• **Work to be completed**:
Where a line in the data below includes the word "icon", count it. State the total and nothing more.
# # # # # # #
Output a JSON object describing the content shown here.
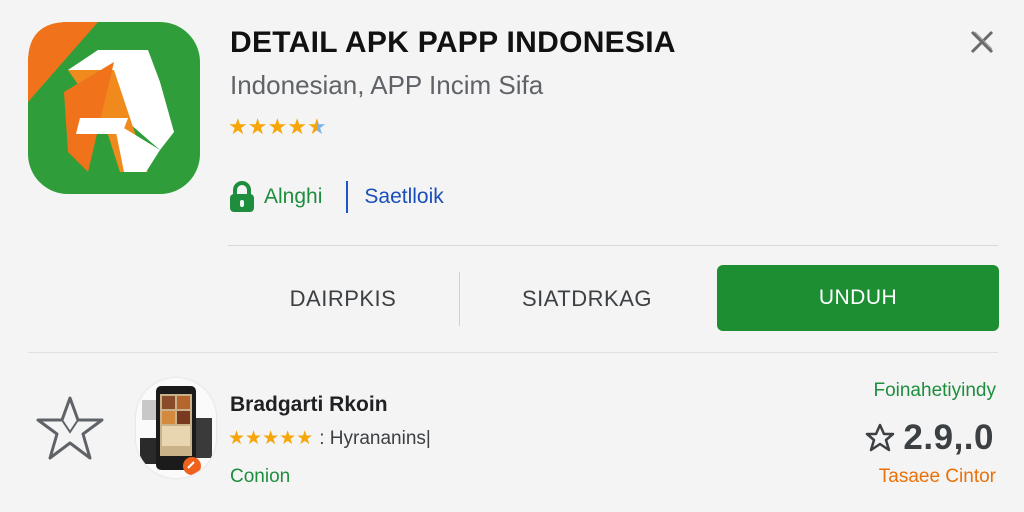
{
  "app": {
    "title": "DETAIL APK PAPP INDONESIA",
    "subtitle": "Indonesian, APP Incim Sifa",
    "rating_stars": 4.5,
    "icon": "app-logo-icon",
    "colors": {
      "brand_green": "#1e8e32",
      "brand_orange": "#f08a1c",
      "star": "#f6a609"
    }
  },
  "meta": {
    "lock_icon": "lock-icon",
    "left_label": "Alnghi",
    "right_label": "Saetlloik"
  },
  "actions": {
    "left": "DAIRPKIS",
    "middle": "SIATDRKAG",
    "primary": "UNDUH"
  },
  "close_icon": "close-icon",
  "item": {
    "favorite_icon": "star-outline-icon",
    "title": "Bradgarti Rkoin",
    "stars": 5,
    "reviews": ": Hyrananins|",
    "tag": "Conion",
    "side_label": "Foinahetiyindy",
    "score": "2.9,.0",
    "side_sub": "Tasaee Cintor"
  }
}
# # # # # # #
• **Written response**:
4